Provided data START
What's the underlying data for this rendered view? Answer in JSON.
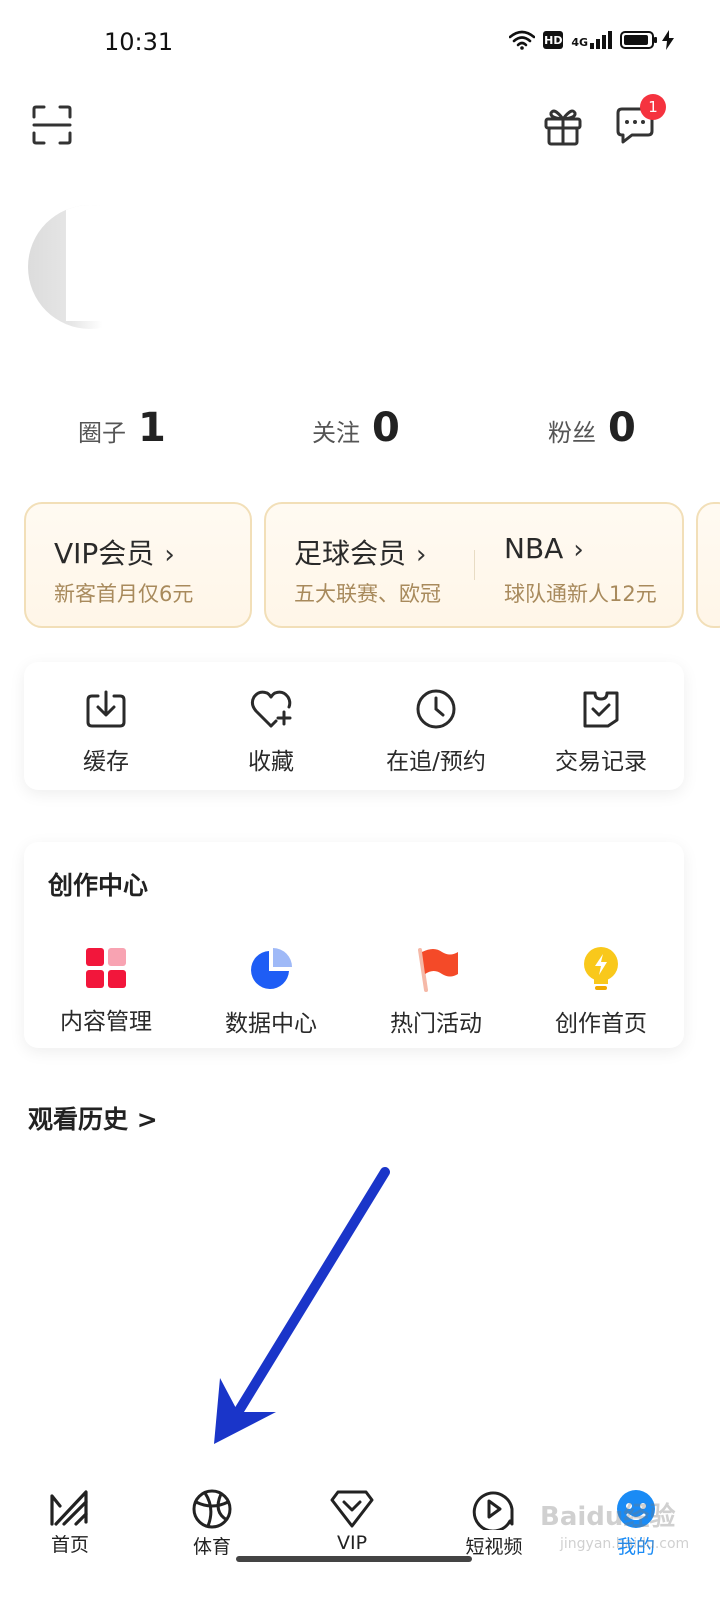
{
  "status_bar": {
    "time": "10:31",
    "hd": "HD",
    "network": "4G"
  },
  "header": {
    "message_badge": "1"
  },
  "stats": [
    {
      "label": "圈子",
      "value": "1"
    },
    {
      "label": "关注",
      "value": "0"
    },
    {
      "label": "粉丝",
      "value": "0"
    }
  ],
  "membership": {
    "vip": {
      "title": "VIP会员",
      "subtitle": "新客首月仅6元"
    },
    "football": {
      "title": "足球会员",
      "subtitle": "五大联赛、欧冠"
    },
    "nba": {
      "title": "NBA",
      "subtitle": "球队通新人12元"
    }
  },
  "quick_actions": [
    {
      "label": "缓存",
      "icon": "download-icon"
    },
    {
      "label": "收藏",
      "icon": "heart-plus-icon"
    },
    {
      "label": "在追/预约",
      "icon": "clock-icon"
    },
    {
      "label": "交易记录",
      "icon": "receipt-check-icon"
    }
  ],
  "creator_center": {
    "title": "创作中心",
    "items": [
      {
        "label": "内容管理",
        "icon": "grid-icon"
      },
      {
        "label": "数据中心",
        "icon": "pie-chart-icon"
      },
      {
        "label": "热门活动",
        "icon": "flag-icon"
      },
      {
        "label": "创作首页",
        "icon": "lightbulb-icon"
      }
    ]
  },
  "history": {
    "title": "观看历史 >"
  },
  "bottom_nav": [
    {
      "label": "首页",
      "icon": "home-logo-icon"
    },
    {
      "label": "体育",
      "icon": "basketball-icon"
    },
    {
      "label": "VIP",
      "icon": "vip-shield-icon"
    },
    {
      "label": "短视频",
      "icon": "play-bubble-icon"
    },
    {
      "label": "我的",
      "icon": "avatar-face-icon",
      "active": true
    }
  ],
  "colors": {
    "accent": "#1a8bf5",
    "badge": "#f5333f",
    "arrow": "#1a35c9",
    "card_border": "#f2dfb8"
  },
  "watermark": {
    "text": "Baidu经验",
    "sub": "jingyan.baidu.com"
  }
}
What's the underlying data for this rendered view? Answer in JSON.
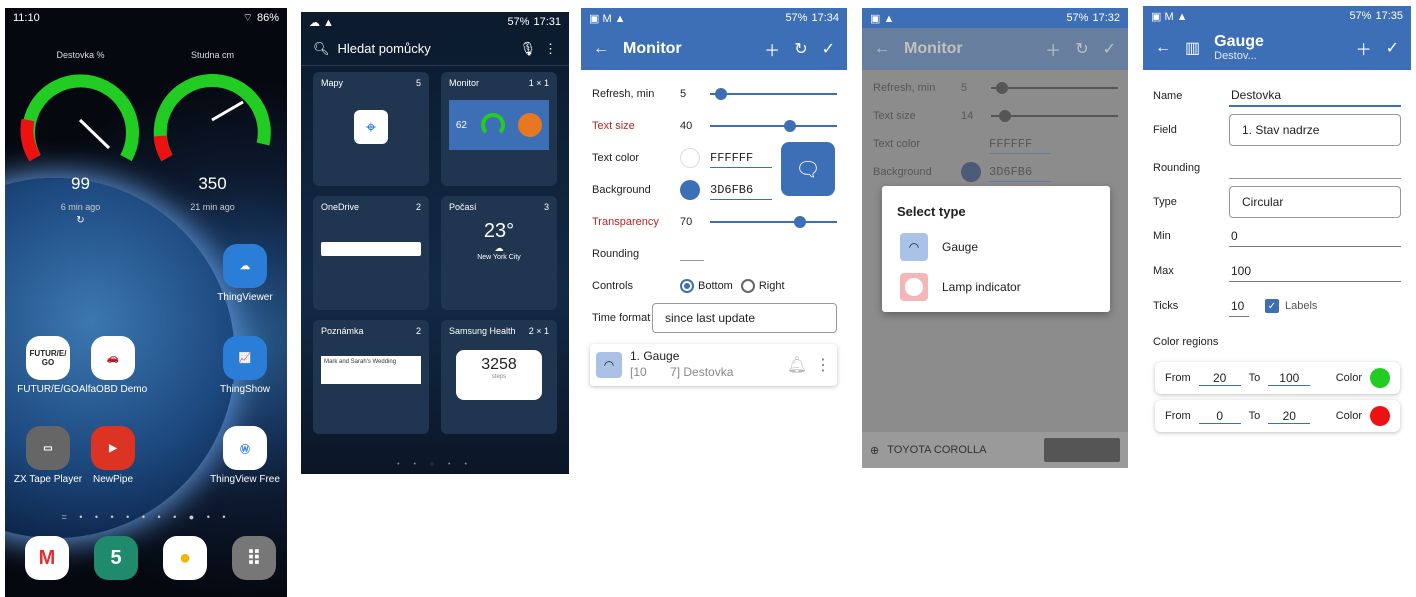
{
  "p1": {
    "time": "11:10",
    "battery": "86%",
    "g1": {
      "title": "Destovka %",
      "value": "99",
      "ago": "6 min ago"
    },
    "g2": {
      "title": "Studna cm",
      "value": "350",
      "ago": "21 min ago"
    },
    "apps": [
      {
        "label": "ThingViewer"
      },
      {
        "label": "FUTUR/E/GO"
      },
      {
        "label": "AlfaOBD Demo"
      },
      {
        "label": "ThingShow"
      },
      {
        "label": "ZX Tape Player"
      },
      {
        "label": "NewPipe"
      },
      {
        "label": "ThingView Free"
      }
    ],
    "futur_logo": "FUTUR/E/\nGO",
    "calendar_day": "5"
  },
  "p2": {
    "time": "17:31",
    "battery": "57%",
    "search": "Hledat pomůcky",
    "widgets": [
      {
        "name": "Mapy",
        "count": "5"
      },
      {
        "name": "Monitor",
        "count": "1 × 1",
        "val": "62"
      },
      {
        "name": "OneDrive",
        "count": "2"
      },
      {
        "name": "Počasí",
        "count": "3",
        "temp": "23°",
        "city": "New York City"
      },
      {
        "name": "Poznámka",
        "count": "2",
        "note": "Mark and Sarah's Wedding"
      },
      {
        "name": "Samsung Health",
        "count": "2 × 1",
        "steps": "3258",
        "steps_label": "steps"
      }
    ]
  },
  "p3": {
    "time": "17:34",
    "battery": "57%",
    "title": "Monitor",
    "refresh_label": "Refresh, min",
    "refresh_val": "5",
    "textsize_label": "Text size",
    "textsize_val": "40",
    "textcolor_label": "Text color",
    "textcolor_val": "FFFFFF",
    "bg_label": "Background",
    "bg_val": "3D6FB6",
    "transp_label": "Transparency",
    "transp_val": "70",
    "rounding_label": "Rounding",
    "controls_label": "Controls",
    "ctl_bottom": "Bottom",
    "ctl_right": "Right",
    "timefmt_label": "Time format",
    "timefmt_val": "since last update",
    "item_title": "1. Gauge",
    "item_sub": "[10       7] Destovka"
  },
  "p4": {
    "time": "17:32",
    "battery": "57%",
    "title": "Monitor",
    "refresh_label": "Refresh, min",
    "refresh_val": "5",
    "textsize_label": "Text size",
    "textsize_val": "14",
    "textcolor_label": "Text color",
    "textcolor_val": "FFFFFF",
    "bg_label": "Background",
    "bg_val": "3D6FB6",
    "dialog_title": "Select type",
    "opt1": "Gauge",
    "opt2": "Lamp indicator",
    "ad": "TOYOTA COROLLA"
  },
  "p5": {
    "time": "17:35",
    "battery": "57%",
    "title": "Gauge",
    "subtitle": "Destov...",
    "name_label": "Name",
    "name_val": "Destovka",
    "field_label": "Field",
    "field_val": "1. Stav nadrze",
    "rounding_label": "Rounding",
    "type_label": "Type",
    "type_val": "Circular",
    "min_label": "Min",
    "min_val": "0",
    "max_label": "Max",
    "max_val": "100",
    "ticks_label": "Ticks",
    "ticks_val": "10",
    "labels_label": "Labels",
    "colreg_label": "Color regions",
    "regions": [
      {
        "from_label": "From",
        "from": "20",
        "to_label": "To",
        "to": "100",
        "color_label": "Color",
        "color": "#22cc22"
      },
      {
        "from_label": "From",
        "from": "0",
        "to_label": "To",
        "to": "20",
        "color_label": "Color",
        "color": "#ee1111"
      }
    ]
  },
  "colors": {
    "accent": "#3d6fb6",
    "green": "#22cc22",
    "red": "#ee1111"
  }
}
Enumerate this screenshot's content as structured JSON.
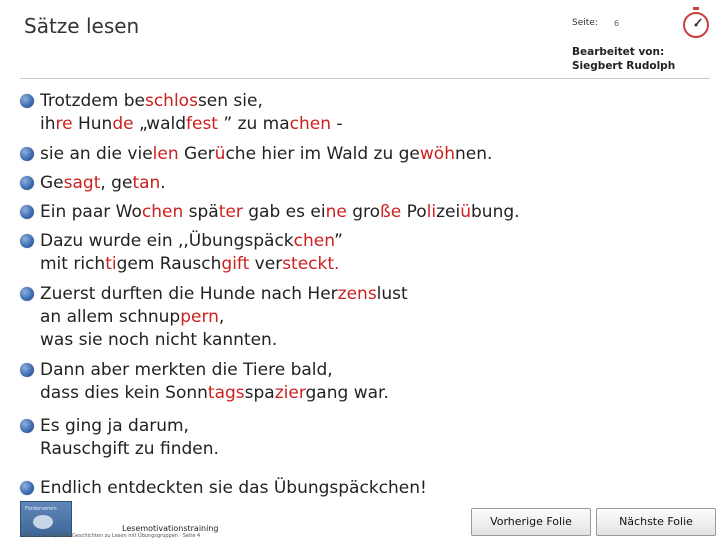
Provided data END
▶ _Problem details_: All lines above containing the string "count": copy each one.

▶ _Solution_:
        "count": "5"
        "count": "1 × 1",
        "count": "2"
        "count": "3",
        "count": "2",
        "count": "2 × 1",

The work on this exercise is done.